It’s finally finished. Done. Complete. Shoveled, tamped, screed (I learned new words even during manual labor), placed, jointed, treated and sealed.
Our backyard oasis is online after a month of hauling material back and forth from the local home improvement stores and assuring my bank that no, my credit card had not been stolen by Bob Villa on a coke binge. It’s ready for me to kick back, relax and enjoy the coming Texas fall (way too freaking hot in the summer.) Of course, it’s raining right now. Hasn’t rained in months, unless you count the gallons of sweat I added to the paver base under the triple digit sun.
Aside from sweat, there are approximately 4000 pounds of sand, a few thousand pounds of gravel, 1500 pounds of Travertine and several gallons of sealant now resting where my rather boring patio used to be. It was a welcome break after my novel binge but I’m so ready to be back at my keyboard. How do I know this?
The other day, I was trimming the hedges and had a strange sensation. It was a mental twitch of sorts. I stopped mid-clip and tried to pin it down but it squirmed away. It was as if something rattled in a cage deep inside my brain. Instantly, I knew it was a story idea. Or premise for a novel. Not sure.
Sound odd? It really kind of was. I have no clue what prompted it and can’t even say what the damn thing wanted.

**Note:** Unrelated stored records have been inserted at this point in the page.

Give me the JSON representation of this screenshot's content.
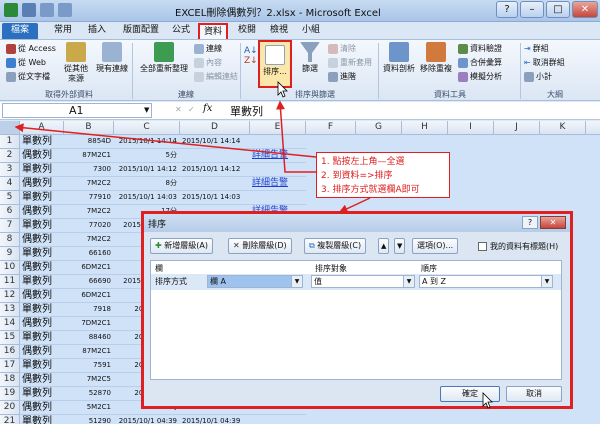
{
  "window": {
    "title": "EXCEL刪除偶數列？2.xlsx - Microsoft Excel",
    "controls": [
      "?",
      "–",
      "□",
      "✕"
    ]
  },
  "tabs": {
    "file": "檔案",
    "items": [
      "常用",
      "插入",
      "版面配置",
      "公式",
      "資料",
      "校閱",
      "檢視",
      "小組"
    ]
  },
  "ribbon": {
    "external": {
      "access": "從 Access",
      "web": "從 Web",
      "text": "從文字檔",
      "other_1": "從其他",
      "other_2": "來源",
      "existing": "現有連線",
      "label": "取得外部資料"
    },
    "connections": {
      "refresh": "全部重新整理",
      "conn": "連線",
      "props": "內容",
      "edit_links": "編輯連結",
      "label": "連線"
    },
    "sort_filter": {
      "sort": "排序...",
      "filter": "篩選",
      "clear": "清除",
      "reapply": "重新套用",
      "advanced": "進階",
      "label": "排序與篩選"
    },
    "data_tools": {
      "text_to_cols": "資料剖析",
      "remove_dup": "移除重複",
      "validation": "資料驗證",
      "consolidate": "合併彙算",
      "what_if": "模擬分析",
      "label": "資料工具"
    },
    "outline": {
      "group": "群組",
      "ungroup": "取消群組",
      "subtotal": "小計",
      "label": "大綱"
    }
  },
  "formula_bar": {
    "name_box": "A1",
    "fx": "fx",
    "value": "單數列"
  },
  "grid": {
    "columns": [
      "A",
      "B",
      "C",
      "D",
      "E",
      "F",
      "G",
      "H",
      "I",
      "J",
      "K",
      "L",
      "M"
    ],
    "rows": [
      {
        "n": "1",
        "a": "單數列",
        "b": "8854D",
        "c": "2015/10/1 14:14",
        "d": "2015/10/1 14:14",
        "e": ""
      },
      {
        "n": "2",
        "a": "偶數列",
        "b": "87M2C1",
        "c": "5分",
        "d": "",
        "e": "詳細告警"
      },
      {
        "n": "3",
        "a": "單數列",
        "b": "7300",
        "c": "2015/10/1 14:12",
        "d": "2015/10/1 14:12",
        "e": ""
      },
      {
        "n": "4",
        "a": "偶數列",
        "b": "7M2C2",
        "c": "8分",
        "d": "",
        "e": "詳細告警"
      },
      {
        "n": "5",
        "a": "單數列",
        "b": "77910",
        "c": "2015/10/1 14:03",
        "d": "2015/10/1 14:03",
        "e": ""
      },
      {
        "n": "6",
        "a": "偶數列",
        "b": "7M2C2",
        "c": "17分",
        "d": "",
        "e": "詳細告警"
      },
      {
        "n": "7",
        "a": "單數列",
        "b": "77020",
        "c": "2015/10/1 14:0",
        "d": "",
        "e": ""
      },
      {
        "n": "8",
        "a": "偶數列",
        "b": "7M2C2",
        "c": "1",
        "d": "",
        "e": ""
      },
      {
        "n": "9",
        "a": "單數列",
        "b": "66160",
        "c": "2015/10/1",
        "d": "",
        "e": ""
      },
      {
        "n": "10",
        "a": "偶數列",
        "b": "6DM2C1",
        "c": "01時1",
        "d": "",
        "e": ""
      },
      {
        "n": "11",
        "a": "單數列",
        "b": "66690",
        "c": "2015/10/1 13:5",
        "d": "",
        "e": ""
      },
      {
        "n": "12",
        "a": "偶數列",
        "b": "6DM2C1",
        "c": "01時",
        "d": "",
        "e": ""
      },
      {
        "n": "13",
        "a": "單數列",
        "b": "7918",
        "c": "2015/10/1 1",
        "d": "",
        "e": ""
      },
      {
        "n": "14",
        "a": "偶數列",
        "b": "7DM2C1",
        "c": "03時3",
        "d": "",
        "e": ""
      },
      {
        "n": "15",
        "a": "單數列",
        "b": "88460",
        "c": "2015/10/1 1",
        "d": "",
        "e": ""
      },
      {
        "n": "16",
        "a": "偶數列",
        "b": "87M2C1",
        "c": "01時",
        "d": "",
        "e": ""
      },
      {
        "n": "17",
        "a": "單數列",
        "b": "7591",
        "c": "2015/10/1 1",
        "d": "",
        "e": ""
      },
      {
        "n": "18",
        "a": "偶數列",
        "b": "7M2C5",
        "c": "04時0",
        "d": "",
        "e": ""
      },
      {
        "n": "19",
        "a": "單數列",
        "b": "52870",
        "c": "2015/10/1 1",
        "d": "",
        "e": ""
      },
      {
        "n": "20",
        "a": "偶數列",
        "b": "5M2C1",
        "c": "04時",
        "d": "",
        "e": ""
      },
      {
        "n": "21",
        "a": "單數列",
        "b": "51290",
        "c": "2015/10/1 04:39",
        "d": "2015/10/1 04:39",
        "e": ""
      }
    ]
  },
  "annotation": {
    "line1": "1. 點按左上角—全選",
    "line2": "2. 到資料=>排序",
    "line3": "3. 排序方式就選欄A即可"
  },
  "dialog": {
    "title": "排序",
    "add": "新增層級(A)",
    "delete": "刪除層級(D)",
    "copy": "複製層級(C)",
    "options": "選項(O)...",
    "has_header": "我的資料有標題(H)",
    "col_header": "欄",
    "sort_on_header": "排序對象",
    "order_header": "順序",
    "row_label": "排序方式",
    "column_value": "欄 A",
    "sort_on_value": "值",
    "order_value": "A 到 Z",
    "ok": "確定",
    "cancel": "取消"
  },
  "colors": {
    "accent_red": "#e02020",
    "file_tab": "#2a6fc0",
    "selection": "#cfe2f8"
  }
}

Annoyingly, I’m pretty sure it wasn’t the novel I’m working on at the moment. But for several minutes I had this feeling, completely disassociated from any sort of tangible details, simply a thought that I was on the verge of discovery. And that was it.
After that, I ran across a tweet that almost described the feeling and re-tweeted it. The sense that there’s a boiling point to the cauldron of literature we steep ourselves in. Presumably, I’d hit mine. Or that writer inside had hit it. Shook the chains. Rattled it’s tin cup along the bars.

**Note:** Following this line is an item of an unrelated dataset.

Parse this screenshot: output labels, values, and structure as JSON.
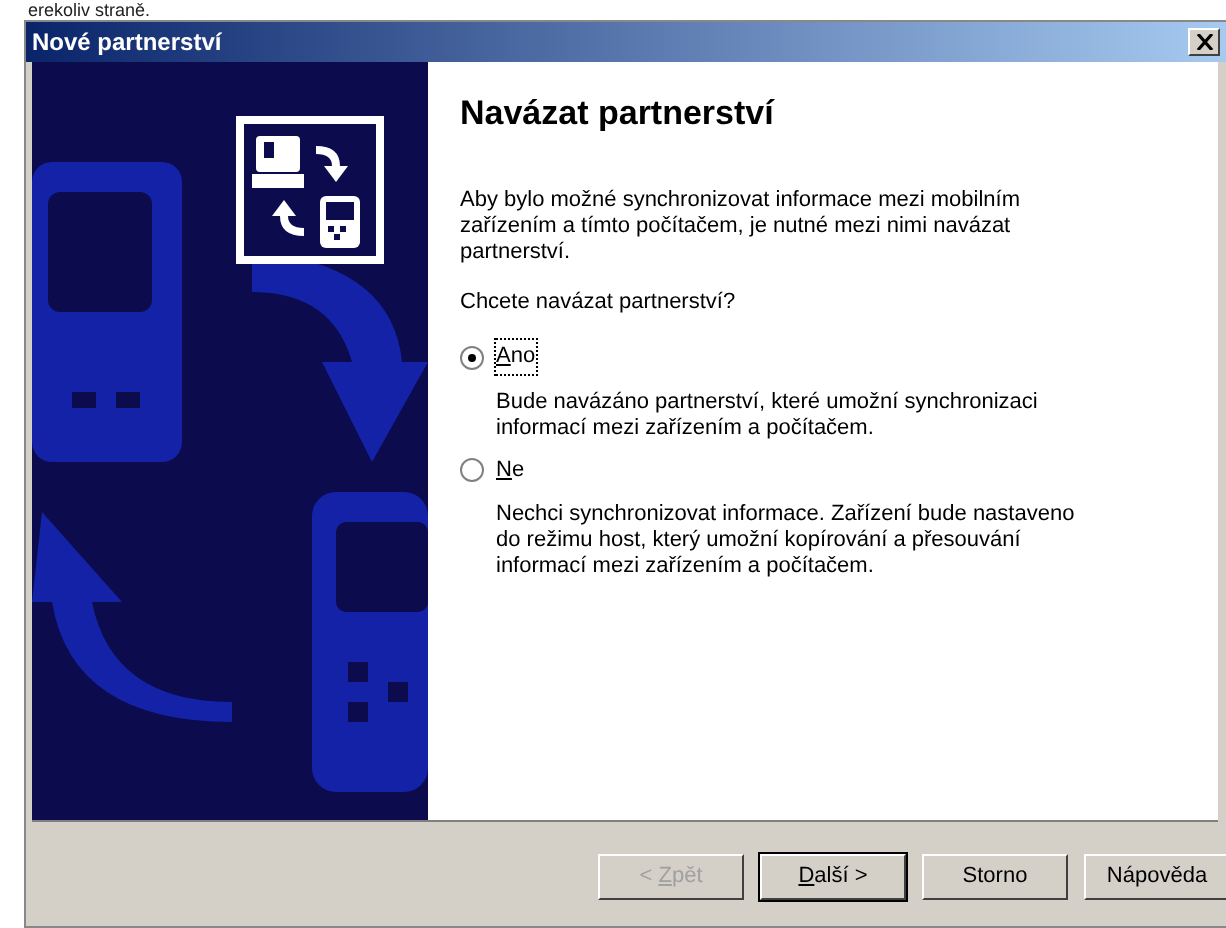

I’ve been reading a few books lately as I worked on my DIY project, but not so much writing. It was a break I meant to take after I finished my novel, but never really did. I kept trying to work on stories, pushing forward with my idea for a self-published anthology. Eventually though, I settled into a routine that didn’t include much in the way of writing. In the past I was writing five days a week working on both Collateral Damage and short stories. Now I found myself spending most of my days outside, coming in exhausted, drenched and out of synch with my writing brain.

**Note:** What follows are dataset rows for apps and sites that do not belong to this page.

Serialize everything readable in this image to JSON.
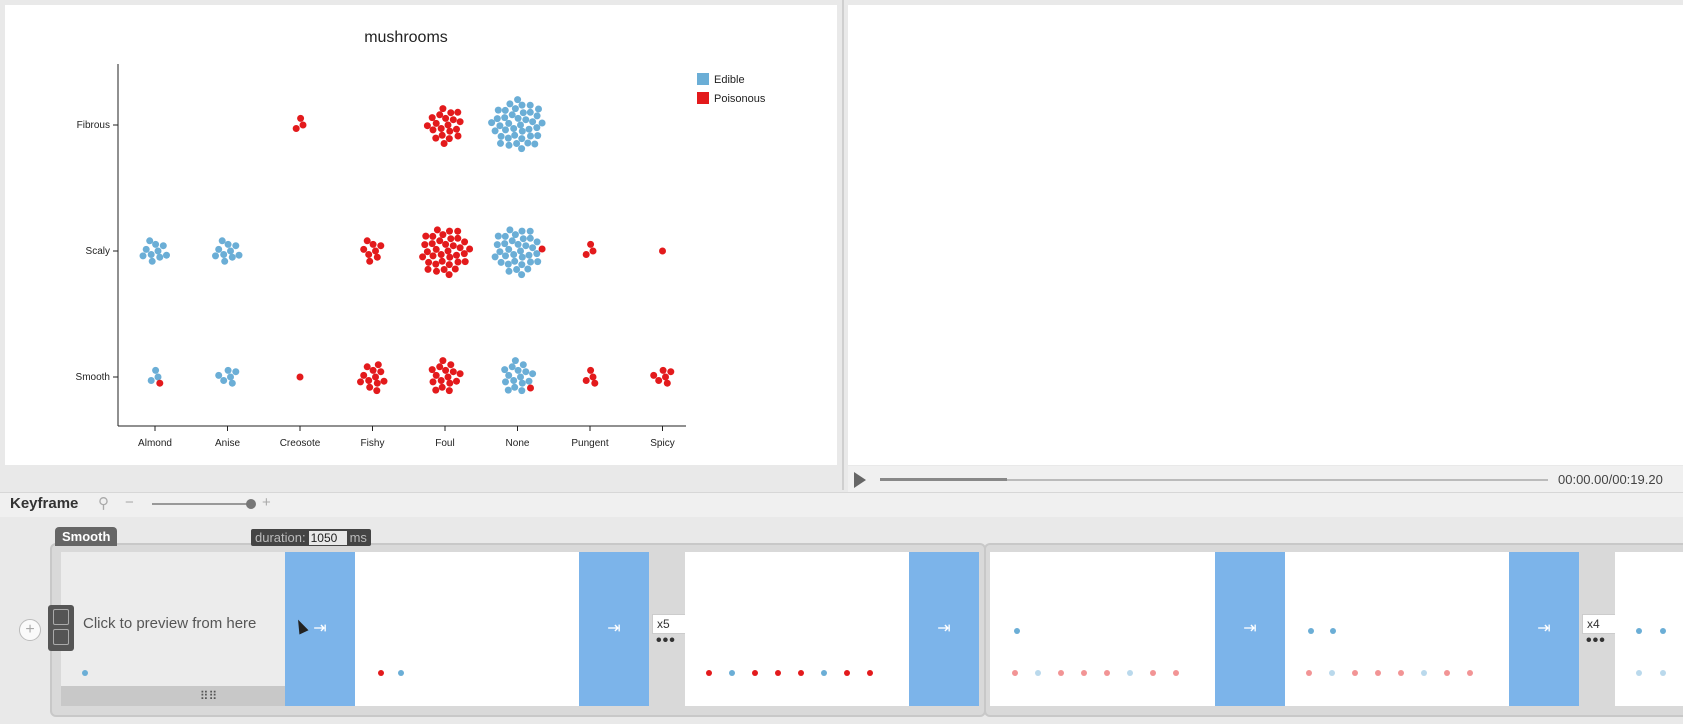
{
  "chart_data": {
    "type": "scatter",
    "title": "mushrooms",
    "x_categories": [
      "Almond",
      "Anise",
      "Creosote",
      "Fishy",
      "Foul",
      "None",
      "Pungent",
      "Spicy"
    ],
    "y_categories": [
      "Fibrous",
      "Scaly",
      "Smooth"
    ],
    "legend": [
      {
        "name": "Edible",
        "color": "#6baed6"
      },
      {
        "name": "Poisonous",
        "color": "#e31a1c"
      }
    ],
    "legend_placement": "top-right",
    "clusters": [
      {
        "x": "Creosote",
        "y": "Fibrous",
        "edible": 0,
        "poisonous": 3
      },
      {
        "x": "Foul",
        "y": "Fibrous",
        "edible": 0,
        "poisonous": 20
      },
      {
        "x": "None",
        "y": "Fibrous",
        "edible": 40,
        "poisonous": 0
      },
      {
        "x": "Almond",
        "y": "Scaly",
        "edible": 10,
        "poisonous": 0
      },
      {
        "x": "Anise",
        "y": "Scaly",
        "edible": 10,
        "poisonous": 0
      },
      {
        "x": "Fishy",
        "y": "Scaly",
        "edible": 0,
        "poisonous": 8
      },
      {
        "x": "Foul",
        "y": "Scaly",
        "edible": 0,
        "poisonous": 36
      },
      {
        "x": "None",
        "y": "Scaly",
        "edible": 34,
        "poisonous": 1
      },
      {
        "x": "Pungent",
        "y": "Scaly",
        "edible": 0,
        "poisonous": 3
      },
      {
        "x": "Spicy",
        "y": "Scaly",
        "edible": 0,
        "poisonous": 1
      },
      {
        "x": "Almond",
        "y": "Smooth",
        "edible": 3,
        "poisonous": 1
      },
      {
        "x": "Anise",
        "y": "Smooth",
        "edible": 6,
        "poisonous": 0
      },
      {
        "x": "Creosote",
        "y": "Smooth",
        "edible": 0,
        "poisonous": 1
      },
      {
        "x": "Fishy",
        "y": "Smooth",
        "edible": 0,
        "poisonous": 12
      },
      {
        "x": "Foul",
        "y": "Smooth",
        "edible": 0,
        "poisonous": 16
      },
      {
        "x": "None",
        "y": "Smooth",
        "edible": 16,
        "poisonous": 1
      },
      {
        "x": "Pungent",
        "y": "Smooth",
        "edible": 0,
        "poisonous": 4
      },
      {
        "x": "Spicy",
        "y": "Smooth",
        "edible": 0,
        "poisonous": 6
      }
    ]
  },
  "player": {
    "time": "00:00.00/00:19.20",
    "progress": 0.19
  },
  "keyframe": {
    "label": "Keyframe",
    "zoom_level": 0.95
  },
  "timeline": {
    "group_tag": "Smooth",
    "duration_label": "duration:",
    "duration_value": "1050",
    "duration_unit": "ms",
    "preview_text": "Click to preview from here",
    "repeat1": "x5",
    "repeat2": "x4",
    "more": "•••"
  },
  "colors": {
    "edible": "#6baed6",
    "poisonous": "#e31a1c",
    "transition": "#7cb4ea"
  },
  "icons": [
    "search-icon",
    "zoom-out-icon",
    "zoom-in-icon",
    "play-icon",
    "add-icon",
    "arrow-right-bar-icon",
    "drag-handle-icon"
  ]
}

I think it was trying to escape. That was what that feeling was.
Not sure what happens when it’s set loose after being locked away like that. It was only a couple weeks or so. And I did feed it. Book of the New Sun, a little Hitchhiker’s Guide, The Economist – a pretty odd diet to be sure, maybe that’s part of the problem. Perhaps a Wellsian cleanse is in order? I even let it out to play nearly every week (though I did skip crit group once and it let me know this was a problem by peeing in an unused corner of my brain which caused an unpleasant, lingering sensation that I had forgotten to do something which lasted all week.)
Well, here’s to seeing what happens when I stop staring t this key and unlock the cage door. I’m curious. A bit frightened. Hope you guys continue to tune in to find out what comes of it.
Looks beautiful. 🙂
I agree that most writers need a break between works. it renews the enthusiasm. Sort of like a sip of something between courses at dinner.
Ya! The palate cleanser that is patio installation 🙂 Great to hear from you, Regina!